Recording a police officer in public isn't a crime.
Well, it isn't anything a cop can cite or arrest you for doing.
Instead, a bunch of vague infractions are listed in hopes that something
will stick and deter future citizen recordings.
Shawn Randall Thomas, a New
York photographer, was approached by NYPD officer Efrain Rojas when he
noticed Thomas filming another officer's interaction with a turnstile
jumper in a subway station. "Approached" is putting it mildly. Rojas confronted Thomas and got physical when the photographer refused to stop filming. (via Techdirt reader Tony Loro)
A New York City cop beat up and arrested a man for video recording
him inside a subway station from 30 feet away Saturday night, walking up
to him and getting in his face all while claiming the man was invading
his personal space…
Thomas also obtained footage from another man who had recorded
Rojas with his knees on Thomas’ back as he lay face down on the sidewalk
just outside the sub station, seconds after Rojas had bashed his face
into the pavement, busting his lip.
The injury was so bad that they had to transport him to the
hospital twice during his 24-hour incarceration where doctors described
him as a victim of assault.
As if the impromptu "use of force" wasn't enough, Thomas was also charged with the following:
[Thomas] is still facing charges of resisting arrest, trespassing, disorderly conduct and obstructing government…
Here's the video:
Note that Rojas had to come
over to where Thomas was filming (nearly 30 feet away) in order to be
"obstructed." Note also that Thomas was filming in a public location,
where it's almost impossible to "trespass." And note that the de rigueur
"resisting arrest" is included only because Thomas didn't apply his own
handcuffs, hoof it to the nearest cruiser and slide into the back seat.
Here's the description of "resisting arrest" from the arrest report itself:
Deponent further states that, at the above time and place, defendant
did resist a lawful arrest by crossing defendants' arm across
defendant's chest while deponent attempted to place defendant in
But it gets worse. Officer

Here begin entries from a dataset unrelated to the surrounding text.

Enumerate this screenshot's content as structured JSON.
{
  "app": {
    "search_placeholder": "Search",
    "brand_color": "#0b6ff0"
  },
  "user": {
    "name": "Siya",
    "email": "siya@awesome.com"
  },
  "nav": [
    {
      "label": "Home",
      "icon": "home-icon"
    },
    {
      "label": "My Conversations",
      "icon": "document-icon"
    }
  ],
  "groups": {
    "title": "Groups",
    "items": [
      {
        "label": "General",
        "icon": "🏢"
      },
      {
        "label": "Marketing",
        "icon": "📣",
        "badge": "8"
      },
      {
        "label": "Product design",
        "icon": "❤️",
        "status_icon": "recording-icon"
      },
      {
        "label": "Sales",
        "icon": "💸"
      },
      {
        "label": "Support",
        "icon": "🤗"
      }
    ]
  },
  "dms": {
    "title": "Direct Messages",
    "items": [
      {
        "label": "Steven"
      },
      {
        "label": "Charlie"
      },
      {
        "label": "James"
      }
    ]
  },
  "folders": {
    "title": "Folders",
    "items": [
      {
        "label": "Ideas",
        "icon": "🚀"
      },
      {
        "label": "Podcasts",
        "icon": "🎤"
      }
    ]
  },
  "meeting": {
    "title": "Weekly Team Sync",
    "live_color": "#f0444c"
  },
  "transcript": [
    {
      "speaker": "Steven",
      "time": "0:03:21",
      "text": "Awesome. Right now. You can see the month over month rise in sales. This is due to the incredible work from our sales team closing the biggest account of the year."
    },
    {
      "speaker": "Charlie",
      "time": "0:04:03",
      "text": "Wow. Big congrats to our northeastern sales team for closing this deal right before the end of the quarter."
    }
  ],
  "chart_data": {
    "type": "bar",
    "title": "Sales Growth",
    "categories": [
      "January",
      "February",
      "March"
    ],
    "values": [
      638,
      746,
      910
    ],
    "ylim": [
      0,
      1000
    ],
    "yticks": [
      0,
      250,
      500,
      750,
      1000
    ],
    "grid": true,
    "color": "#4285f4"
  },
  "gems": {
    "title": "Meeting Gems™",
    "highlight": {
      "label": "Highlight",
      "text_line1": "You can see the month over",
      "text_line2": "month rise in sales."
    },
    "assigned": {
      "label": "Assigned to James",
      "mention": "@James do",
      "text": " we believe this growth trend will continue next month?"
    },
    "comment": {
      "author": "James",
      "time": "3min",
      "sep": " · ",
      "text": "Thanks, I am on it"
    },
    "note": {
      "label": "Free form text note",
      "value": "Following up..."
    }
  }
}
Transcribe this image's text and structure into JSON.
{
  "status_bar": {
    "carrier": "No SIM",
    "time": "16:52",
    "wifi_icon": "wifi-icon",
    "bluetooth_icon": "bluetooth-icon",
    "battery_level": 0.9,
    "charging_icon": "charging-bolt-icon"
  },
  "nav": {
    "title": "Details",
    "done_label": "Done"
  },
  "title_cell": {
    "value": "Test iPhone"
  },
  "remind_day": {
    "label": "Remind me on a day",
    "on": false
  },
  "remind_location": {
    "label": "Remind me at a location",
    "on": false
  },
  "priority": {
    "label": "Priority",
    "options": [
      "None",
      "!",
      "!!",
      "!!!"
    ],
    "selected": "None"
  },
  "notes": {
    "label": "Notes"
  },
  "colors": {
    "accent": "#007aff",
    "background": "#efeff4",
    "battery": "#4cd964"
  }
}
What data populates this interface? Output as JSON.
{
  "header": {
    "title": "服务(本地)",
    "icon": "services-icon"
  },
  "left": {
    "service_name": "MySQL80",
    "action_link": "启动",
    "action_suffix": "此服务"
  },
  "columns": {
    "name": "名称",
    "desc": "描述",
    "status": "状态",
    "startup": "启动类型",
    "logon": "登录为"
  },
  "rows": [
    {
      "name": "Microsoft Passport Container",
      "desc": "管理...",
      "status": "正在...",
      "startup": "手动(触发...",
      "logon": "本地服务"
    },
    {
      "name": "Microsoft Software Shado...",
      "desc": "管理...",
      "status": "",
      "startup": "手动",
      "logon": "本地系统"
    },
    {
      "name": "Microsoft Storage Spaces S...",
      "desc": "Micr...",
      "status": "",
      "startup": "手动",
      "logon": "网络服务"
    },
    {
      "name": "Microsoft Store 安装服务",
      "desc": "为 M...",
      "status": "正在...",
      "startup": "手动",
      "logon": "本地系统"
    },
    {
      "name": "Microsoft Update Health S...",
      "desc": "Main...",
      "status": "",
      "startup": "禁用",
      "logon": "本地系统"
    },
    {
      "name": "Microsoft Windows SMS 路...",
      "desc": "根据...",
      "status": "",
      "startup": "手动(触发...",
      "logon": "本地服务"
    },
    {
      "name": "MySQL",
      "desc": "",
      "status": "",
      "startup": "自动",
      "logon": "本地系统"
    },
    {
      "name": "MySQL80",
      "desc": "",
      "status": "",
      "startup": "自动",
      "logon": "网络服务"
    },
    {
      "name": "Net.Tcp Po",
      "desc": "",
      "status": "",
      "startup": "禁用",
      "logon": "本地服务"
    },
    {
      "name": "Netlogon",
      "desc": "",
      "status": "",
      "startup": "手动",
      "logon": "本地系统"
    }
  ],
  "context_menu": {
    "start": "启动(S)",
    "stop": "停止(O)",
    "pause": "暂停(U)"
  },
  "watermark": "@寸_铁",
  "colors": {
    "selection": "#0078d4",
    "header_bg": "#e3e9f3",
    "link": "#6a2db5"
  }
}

Rojas apparently grabbed Thomas' cellphone and either deleted the
footage or removed the battery in order to prevent Thomas from filming
any further. (PINAC's account of this event mentions "deletion" and
Thomas using Recuva
to recover the deleted footage, but the description of events only says
Rojas took Thomas' phone and pocketed the battery.) Thomas then took
out his backup phone (a Blackberry) and tried to continue filming, at
which point Rojas "knocked the phone out of [Thomas'] hand" and slammed
him to the ground.
Either way, Rojas made an
effort to prevent any further filming. The incident report filed by
Rojas makes no mention of the fact that he seized a cellphone and either
deleted footage or seized the phone's battery. He also undermines the
charge of trespassing by noting the area where Thomas was filming was
public, which is contrary to Rojas' filmed assertion that Thomas was
"violating" his "personal space."
Apparently, Rojas wasn't done with feeling "violated" by Thomas' filming. According to PINAC's Facebook page,
Officer Rojas filed a privacy complaint asking YouTube to remove the
video. YouTube, fortunately, turned his request down, which means that
Rojas will now have to deal with a recording that contradicts (or
severely weakens) many of the claims he made in his sworn statements
(the arrest report).
As PINAC and Thomas point out,
the obstruction charge is especially baseless, given Thomas' distance
from the officers (approx. 30 feet compared to the report's "close
proximity") and the fact that the entire situation appears to be
completely under control by the time Officer Rojas arrives. Rojas seems
to be the only cop there who viewed Thomas and his camera as somehow
interfering with police business. Rojas then abandons his "partner" --
who is presumably dealing with an actual criminal -- solely to
harass someone with a camera. If nothing else, Rojas has problems with
prioritizing, giving the non-criminal (and protected) act of filming
precedence over an actual law enforcement work.
Officer Rojas had multiple paths to take when he noticed a citizen filming him performing his public duties in a public place. Unfortunately, he decided to take the well-worn path
and violate the rights of the photographer. And like many others, this
decision has done nothing more than heap more negative publicity on the
police department and the officer involved. The correct response --
ignore it and do your job -- still remains largely untested.
In: Regional News
Tags: Cellphone, Battery, ♦, police, officer, ♦, Shawn, Randall…, , , ♦, YouTube
Location: New York, New York, United States (load item map)
Marked as: repost
Views: 13240 | Comments: 101 | Votes: 8 | Favorites: 3 | Shared: 0 | Updates: 0 | Times used in channels: 2
|Liveleak on Facebook|